The average fuel economy of trucking companies participating in an annual study conducted by the North American Council for Freight Efficiency improved 2% on a year-over-year basis, the group announced.
The 2018 edition of the group’s Annual Fleet Fuel Study determined that the 20 participating fleets averaged 7.28 miles per gallon in 2017, up from 7.14 mpg in 2016.
According to NACFE, the participating companies achieved the gains through adoption of a variety of fuel-saving technologies. The group lists 85 technologies that qualify for inclusion, and carriers participating in the study used some or all of them, NACFE said. All of this equipment is commercially available; no prototypes or experimental technologies are included.
The report looked specifically at Class 8 daycabs and sleepers in regional and longhaul operations.
“Even in a year where freight is really high, there’s a lot pressure to drive fast. There’s a lot of pressure to not be critical of the drivers and their fuel-economy habits,” said NACFE Executive Director Mike Roeth, noting that the group was happy to report an increase despite the confluence of rising demand and an industrywide shortage of drivers. “So, 2% per year — we were pleased with that,” he said.
Fleet adoption of equipment to improve fuel efficiency has increased from 17% in 2003 to 44% in 2017, the group noted.
“The two things that NACFE sees is: buy as many technologies as you can that helps you with fuel economy — that make sense for your business. Secondly, work with drivers to drive the trucks as efficiently and as well as [they can],” Roeth said.
In 2017, NACFE conducted a program with seven fleets called “Run On Less” to promote the performance possible when combining techniques of top drivers with certain fuel-saving equipment.
That study found that the right combination of driver technique and equipment could result in a fuel efficiency as high as 10.1 mpg.
Robert Braswell, executive director of the Technology & Maintenance Council of American Trucking Associations, said more companies are offering incentives and using new technologies to compel drivers to focus more on fuel efficiency.
“We have demonstrated that [the fuel economy difference in] driver technique is 35% between the worst and the best drivers,” he said.
Drivers at Las Cruces, N.M.-based Mesilla Valley Transportation compete quarterly and annually for incentives that include new vehicles and a year-end cash award. The carrier is included in the NACFE study.
With 1,350 trucks that consume between 1.6 and 1.7 million gallons of fuel a month, Mesilla Valley said it places a priority on running a fuel-efficient operation. For the past 12 years, it has on a quarterly basis given its most fuel-efficient driver either a new car or a motorcycle. At the end of the year, the most fuel-efficient driver gets a $25,000 cash award. Currently, Mesilla Valley employs 1,500 drivers.

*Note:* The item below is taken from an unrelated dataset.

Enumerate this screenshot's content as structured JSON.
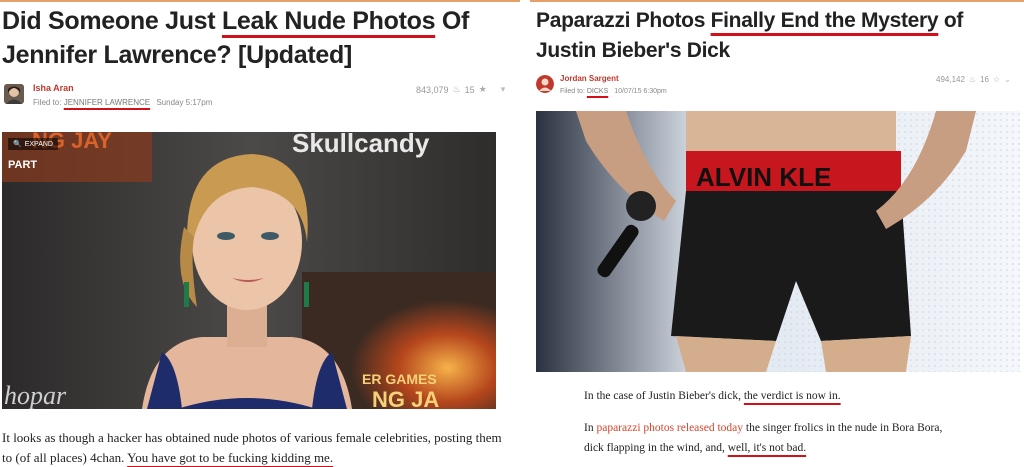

“When you do run for fuel mileage, get the drivers trained to drive easy, take off easy, stop easy, you’re being that much easier on all of the equipment, the motors to the tires to the drivetrain, the brakes. You’re actually making everything last that much longer,” Mesilla Valley CEO Royal Jones told Transport Topics. He noted that the competition is intense, “You get the wives and the kids questioning the dad, ‘Hey how is your fuel mileage? We need that new car!’ Now he has pressure from the family to win,” Jones said with a laugh.
To be eligible, drivers must have been behind the wheel for at least 30,000 miles in the quarter, have perfect logs and no accidents.
The company also offers monthly bonuses that increase a driver’s per-mile pay.
Jones said that in addition to counseling drivers and deploying fuel-saving equipment, the company uses between 5% and 20% biodiesel and keeps idle time to less than 1%. He added that the company also is using analytics that instruct drivers on how much fuel they should need and where it should be purchased, as well as guidance on proper load weights.
Mesilla Valley Transportation ranks No. 72 on the Transport Topics Top 100 list of the largest for-hire carriers in North America.